OK, maybe not brilliant. What I would have done would have been to call timeout with :40 left and set up a play to get a first down, and then take a few shots towards the end zone. But, if you take that kind of play out of the equation, the decision to take one shot to the end zone and, if necessary, a field goal attempt, was great.
An acquaintance here was criticizing Miles, and was wondering how I could stand to have a coach who was so stupid. I gave him the timeline of the play (the call gets to the huddle at :18; the snap comes at :09; the ball is thrown at :07; Byrd catches it at :04; clocks runs to :01) and told him that under those circumstances, and with a 5th year senior at QB, there was no chance of the clock running out, and if it had, there would have been a video review. He told me, "Most coaches, in that situation, would have run the ball to the middle of the field and called timeout to kick a field goal."
If true, most coaches are damn fools. Here's why:
- College kickers are extremely unreliable. If you saw Ryan Succop of South Carolina, one of the best kickers in the SEC, miss an overtime, tying 41 yard field goal by about 7-10 yards two nights ago, you saw an illustration of how unreliable college kickers are. And he's one of the BEST. Our kicker is middling at best. Every time I see a college coach deliberately decide to put a game in the hands of his kickers, I wonder if that coach actually watches football. I'm not talking about situations where you have one play to win a game here. I'm talking about coaches who get close to the end zone and then decide to run it to the middle and set up a field goal. Those coaches are playing with fire because quite a lot of kicks are shanked or get blocked, or are simply missed.
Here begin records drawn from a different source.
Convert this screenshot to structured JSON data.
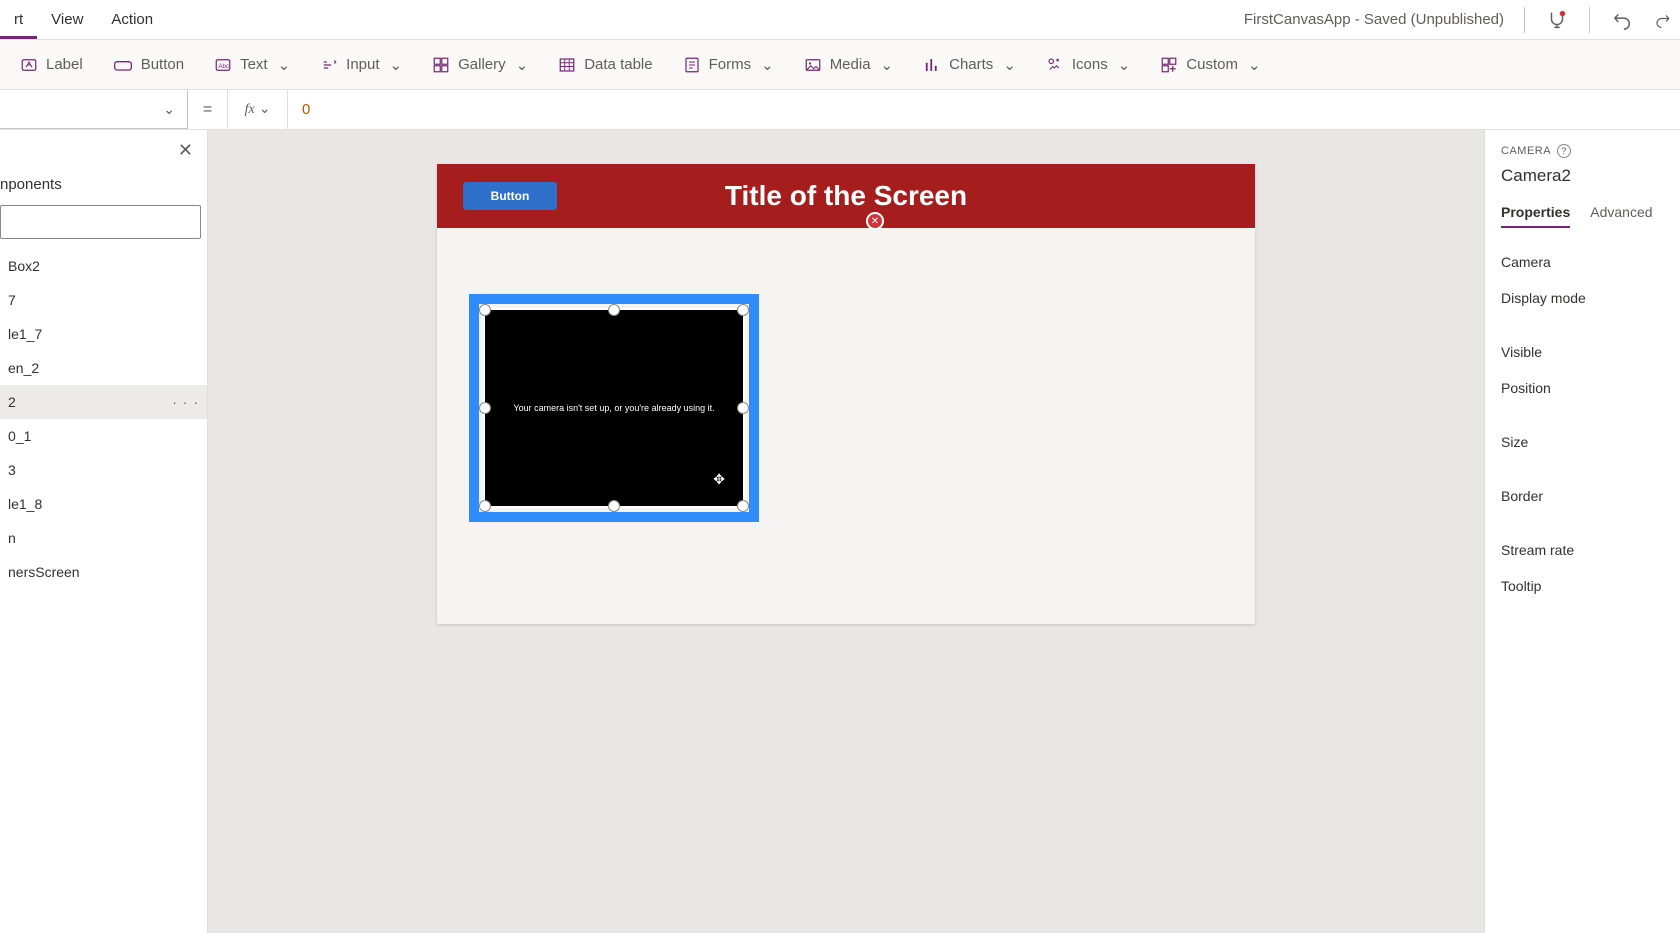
{
  "menus": {
    "insert": "rt",
    "view": "View",
    "action": "Action"
  },
  "appTitle": "FirstCanvasApp - Saved (Unpublished)",
  "ribbon": {
    "label": "Label",
    "button": "Button",
    "text": "Text",
    "input": "Input",
    "gallery": "Gallery",
    "dataTable": "Data table",
    "forms": "Forms",
    "media": "Media",
    "charts": "Charts",
    "icons": "Icons",
    "custom": "Custom"
  },
  "formula": {
    "equals": "=",
    "fx": "fx",
    "value": "0"
  },
  "tree": {
    "tabLabel": "nponents",
    "items": [
      "Box2",
      "7",
      "le1_7",
      "en_2",
      "2",
      "0_1",
      "3",
      "le1_8",
      "n",
      "nersScreen"
    ],
    "selectedIndex": 4
  },
  "canvas": {
    "buttonLabel": "Button",
    "title": "Title of the Screen",
    "cameraMsg": "Your camera isn't set up, or you're already using it.",
    "moveGlyph": "✥"
  },
  "props": {
    "type": "CAMERA",
    "name": "Camera2",
    "tabs": {
      "properties": "Properties",
      "advanced": "Advanced"
    },
    "rows": [
      "Camera",
      "Display mode",
      "Visible",
      "Position",
      "Size",
      "Border",
      "Stream rate",
      "Tooltip"
    ]
  }
}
- It was the absolute last thing Auburn was expecting. That gave it a fairly good chance of success, and while the DB on the play was able to keep up with Byrd, he was completely turned around and had absolutely no help. The risk of an interception was minimal (much less, I would say, than the risk of missing a long field goal).
- They were absolutely in control of the timing of the play. As Miles revealed, there was only one read on the play. If there was safety help on Byrd, Flynn was to throw it away. If there was not, Flynn was to fling it to him. And as shown, the ball reached Byrd with :04 to play. Believe it or not, coaches generally have a good idea of how long it takes to run a play, particularly a bang-bang play like that, and they know it doesn't take 9 seconds.
- "But what if it was tipped and batted around?" Have you ever seen a ball batted around for 4 seconds? Oh, you have? Have you ever seen a ball batted around for 4 seconds with only two people in the picture? I'm betting you haven't.
- What if Flynn had been sacked? Well, the play was designed to get the ball of quickly, so the risk of that wasn't all that great. But if he had been sacked, we would have called timeout and kicked a field goal.
- In addition to some inherent risks of running a pass play (sack, interception), there was also a good chance that the defender would get a pass interference penalty, setting up a relatively easy field on the final play. In fact, it appears from replays that had the ball fallen incomplete, there very well may have been a flag for interference.
In other news: Rumors continue to swirl about the incident at the Varsity. People claiming inside information say all sorts of things. I'm prepared and ready for anything to happen, but as of right now there is really nothing to report on it.